Dataset items:

▼

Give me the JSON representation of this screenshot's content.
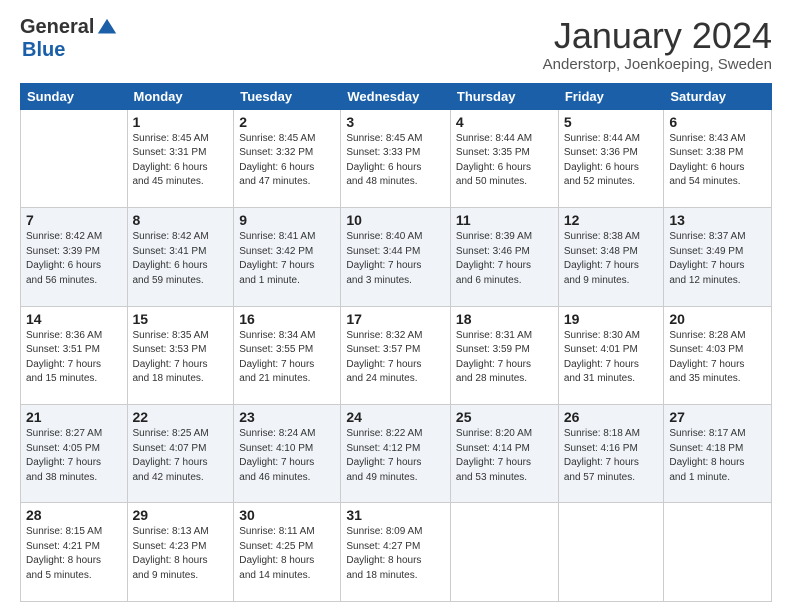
{
  "logo": {
    "general": "General",
    "blue": "Blue"
  },
  "header": {
    "month": "January 2024",
    "location": "Anderstorp, Joenkoeping, Sweden"
  },
  "weekdays": [
    "Sunday",
    "Monday",
    "Tuesday",
    "Wednesday",
    "Thursday",
    "Friday",
    "Saturday"
  ],
  "weeks": [
    [
      {
        "day": "",
        "text": ""
      },
      {
        "day": "1",
        "text": "Sunrise: 8:45 AM\nSunset: 3:31 PM\nDaylight: 6 hours\nand 45 minutes."
      },
      {
        "day": "2",
        "text": "Sunrise: 8:45 AM\nSunset: 3:32 PM\nDaylight: 6 hours\nand 47 minutes."
      },
      {
        "day": "3",
        "text": "Sunrise: 8:45 AM\nSunset: 3:33 PM\nDaylight: 6 hours\nand 48 minutes."
      },
      {
        "day": "4",
        "text": "Sunrise: 8:44 AM\nSunset: 3:35 PM\nDaylight: 6 hours\nand 50 minutes."
      },
      {
        "day": "5",
        "text": "Sunrise: 8:44 AM\nSunset: 3:36 PM\nDaylight: 6 hours\nand 52 minutes."
      },
      {
        "day": "6",
        "text": "Sunrise: 8:43 AM\nSunset: 3:38 PM\nDaylight: 6 hours\nand 54 minutes."
      }
    ],
    [
      {
        "day": "7",
        "text": "Sunrise: 8:42 AM\nSunset: 3:39 PM\nDaylight: 6 hours\nand 56 minutes."
      },
      {
        "day": "8",
        "text": "Sunrise: 8:42 AM\nSunset: 3:41 PM\nDaylight: 6 hours\nand 59 minutes."
      },
      {
        "day": "9",
        "text": "Sunrise: 8:41 AM\nSunset: 3:42 PM\nDaylight: 7 hours\nand 1 minute."
      },
      {
        "day": "10",
        "text": "Sunrise: 8:40 AM\nSunset: 3:44 PM\nDaylight: 7 hours\nand 3 minutes."
      },
      {
        "day": "11",
        "text": "Sunrise: 8:39 AM\nSunset: 3:46 PM\nDaylight: 7 hours\nand 6 minutes."
      },
      {
        "day": "12",
        "text": "Sunrise: 8:38 AM\nSunset: 3:48 PM\nDaylight: 7 hours\nand 9 minutes."
      },
      {
        "day": "13",
        "text": "Sunrise: 8:37 AM\nSunset: 3:49 PM\nDaylight: 7 hours\nand 12 minutes."
      }
    ],
    [
      {
        "day": "14",
        "text": "Sunrise: 8:36 AM\nSunset: 3:51 PM\nDaylight: 7 hours\nand 15 minutes."
      },
      {
        "day": "15",
        "text": "Sunrise: 8:35 AM\nSunset: 3:53 PM\nDaylight: 7 hours\nand 18 minutes."
      },
      {
        "day": "16",
        "text": "Sunrise: 8:34 AM\nSunset: 3:55 PM\nDaylight: 7 hours\nand 21 minutes."
      },
      {
        "day": "17",
        "text": "Sunrise: 8:32 AM\nSunset: 3:57 PM\nDaylight: 7 hours\nand 24 minutes."
      },
      {
        "day": "18",
        "text": "Sunrise: 8:31 AM\nSunset: 3:59 PM\nDaylight: 7 hours\nand 28 minutes."
      },
      {
        "day": "19",
        "text": "Sunrise: 8:30 AM\nSunset: 4:01 PM\nDaylight: 7 hours\nand 31 minutes."
      },
      {
        "day": "20",
        "text": "Sunrise: 8:28 AM\nSunset: 4:03 PM\nDaylight: 7 hours\nand 35 minutes."
      }
    ],
    [
      {
        "day": "21",
        "text": "Sunrise: 8:27 AM\nSunset: 4:05 PM\nDaylight: 7 hours\nand 38 minutes."
      },
      {
        "day": "22",
        "text": "Sunrise: 8:25 AM\nSunset: 4:07 PM\nDaylight: 7 hours\nand 42 minutes."
      },
      {
        "day": "23",
        "text": "Sunrise: 8:24 AM\nSunset: 4:10 PM\nDaylight: 7 hours\nand 46 minutes."
      },
      {
        "day": "24",
        "text": "Sunrise: 8:22 AM\nSunset: 4:12 PM\nDaylight: 7 hours\nand 49 minutes."
      },
      {
        "day": "25",
        "text": "Sunrise: 8:20 AM\nSunset: 4:14 PM\nDaylight: 7 hours\nand 53 minutes."
      },
      {
        "day": "26",
        "text": "Sunrise: 8:18 AM\nSunset: 4:16 PM\nDaylight: 7 hours\nand 57 minutes."
      },
      {
        "day": "27",
        "text": "Sunrise: 8:17 AM\nSunset: 4:18 PM\nDaylight: 8 hours\nand 1 minute."
      }
    ],
    [
      {
        "day": "28",
        "text": "Sunrise: 8:15 AM\nSunset: 4:21 PM\nDaylight: 8 hours\nand 5 minutes."
      },
      {
        "day": "29",
        "text": "Sunrise: 8:13 AM\nSunset: 4:23 PM\nDaylight: 8 hours\nand 9 minutes."
      },
      {
        "day": "30",
        "text": "Sunrise: 8:11 AM\nSunset: 4:25 PM\nDaylight: 8 hours\nand 14 minutes."
      },
      {
        "day": "31",
        "text": "Sunrise: 8:09 AM\nSunset: 4:27 PM\nDaylight: 8 hours\nand 18 minutes."
      },
      {
        "day": "",
        "text": ""
      },
      {
        "day": "",
        "text": ""
      },
      {
        "day": "",
        "text": ""
      }
    ]
  ]
}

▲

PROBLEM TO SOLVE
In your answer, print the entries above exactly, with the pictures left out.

RESPONSE AREA
Give me the JSON representation of this screenshot's content.
{
  "logo": {
    "general": "General",
    "blue": "Blue"
  },
  "header": {
    "month": "January 2024",
    "location": "Anderstorp, Joenkoeping, Sweden"
  },
  "weekdays": [
    "Sunday",
    "Monday",
    "Tuesday",
    "Wednesday",
    "Thursday",
    "Friday",
    "Saturday"
  ],
  "weeks": [
    [
      {
        "day": "",
        "text": ""
      },
      {
        "day": "1",
        "text": "Sunrise: 8:45 AM\nSunset: 3:31 PM\nDaylight: 6 hours\nand 45 minutes."
      },
      {
        "day": "2",
        "text": "Sunrise: 8:45 AM\nSunset: 3:32 PM\nDaylight: 6 hours\nand 47 minutes."
      },
      {
        "day": "3",
        "text": "Sunrise: 8:45 AM\nSunset: 3:33 PM\nDaylight: 6 hours\nand 48 minutes."
      },
      {
        "day": "4",
        "text": "Sunrise: 8:44 AM\nSunset: 3:35 PM\nDaylight: 6 hours\nand 50 minutes."
      },
      {
        "day": "5",
        "text": "Sunrise: 8:44 AM\nSunset: 3:36 PM\nDaylight: 6 hours\nand 52 minutes."
      },
      {
        "day": "6",
        "text": "Sunrise: 8:43 AM\nSunset: 3:38 PM\nDaylight: 6 hours\nand 54 minutes."
      }
    ],
    [
      {
        "day": "7",
        "text": "Sunrise: 8:42 AM\nSunset: 3:39 PM\nDaylight: 6 hours\nand 56 minutes."
      },
      {
        "day": "8",
        "text": "Sunrise: 8:42 AM\nSunset: 3:41 PM\nDaylight: 6 hours\nand 59 minutes."
      },
      {
        "day": "9",
        "text": "Sunrise: 8:41 AM\nSunset: 3:42 PM\nDaylight: 7 hours\nand 1 minute."
      },
      {
        "day": "10",
        "text": "Sunrise: 8:40 AM\nSunset: 3:44 PM\nDaylight: 7 hours\nand 3 minutes."
      },
      {
        "day": "11",
        "text": "Sunrise: 8:39 AM\nSunset: 3:46 PM\nDaylight: 7 hours\nand 6 minutes."
      },
      {
        "day": "12",
        "text": "Sunrise: 8:38 AM\nSunset: 3:48 PM\nDaylight: 7 hours\nand 9 minutes."
      },
      {
        "day": "13",
        "text": "Sunrise: 8:37 AM\nSunset: 3:49 PM\nDaylight: 7 hours\nand 12 minutes."
      }
    ],
    [
      {
        "day": "14",
        "text": "Sunrise: 8:36 AM\nSunset: 3:51 PM\nDaylight: 7 hours\nand 15 minutes."
      },
      {
        "day": "15",
        "text": "Sunrise: 8:35 AM\nSunset: 3:53 PM\nDaylight: 7 hours\nand 18 minutes."
      },
      {
        "day": "16",
        "text": "Sunrise: 8:34 AM\nSunset: 3:55 PM\nDaylight: 7 hours\nand 21 minutes."
      },
      {
        "day": "17",
        "text": "Sunrise: 8:32 AM\nSunset: 3:57 PM\nDaylight: 7 hours\nand 24 minutes."
      },
      {
        "day": "18",
        "text": "Sunrise: 8:31 AM\nSunset: 3:59 PM\nDaylight: 7 hours\nand 28 minutes."
      },
      {
        "day": "19",
        "text": "Sunrise: 8:30 AM\nSunset: 4:01 PM\nDaylight: 7 hours\nand 31 minutes."
      },
      {
        "day": "20",
        "text": "Sunrise: 8:28 AM\nSunset: 4:03 PM\nDaylight: 7 hours\nand 35 minutes."
      }
    ],
    [
      {
        "day": "21",
        "text": "Sunrise: 8:27 AM\nSunset: 4:05 PM\nDaylight: 7 hours\nand 38 minutes."
      },
      {
        "day": "22",
        "text": "Sunrise: 8:25 AM\nSunset: 4:07 PM\nDaylight: 7 hours\nand 42 minutes."
      },
      {
        "day": "23",
        "text": "Sunrise: 8:24 AM\nSunset: 4:10 PM\nDaylight: 7 hours\nand 46 minutes."
      },
      {
        "day": "24",
        "text": "Sunrise: 8:22 AM\nSunset: 4:12 PM\nDaylight: 7 hours\nand 49 minutes."
      },
      {
        "day": "25",
        "text": "Sunrise: 8:20 AM\nSunset: 4:14 PM\nDaylight: 7 hours\nand 53 minutes."
      },
      {
        "day": "26",
        "text": "Sunrise: 8:18 AM\nSunset: 4:16 PM\nDaylight: 7 hours\nand 57 minutes."
      },
      {
        "day": "27",
        "text": "Sunrise: 8:17 AM\nSunset: 4:18 PM\nDaylight: 8 hours\nand 1 minute."
      }
    ],
    [
      {
        "day": "28",
        "text": "Sunrise: 8:15 AM\nSunset: 4:21 PM\nDaylight: 8 hours\nand 5 minutes."
      },
      {
        "day": "29",
        "text": "Sunrise: 8:13 AM\nSunset: 4:23 PM\nDaylight: 8 hours\nand 9 minutes."
      },
      {
        "day": "30",
        "text": "Sunrise: 8:11 AM\nSunset: 4:25 PM\nDaylight: 8 hours\nand 14 minutes."
      },
      {
        "day": "31",
        "text": "Sunrise: 8:09 AM\nSunset: 4:27 PM\nDaylight: 8 hours\nand 18 minutes."
      },
      {
        "day": "",
        "text": ""
      },
      {
        "day": "",
        "text": ""
      },
      {
        "day": "",
        "text": ""
      }
    ]
  ]
}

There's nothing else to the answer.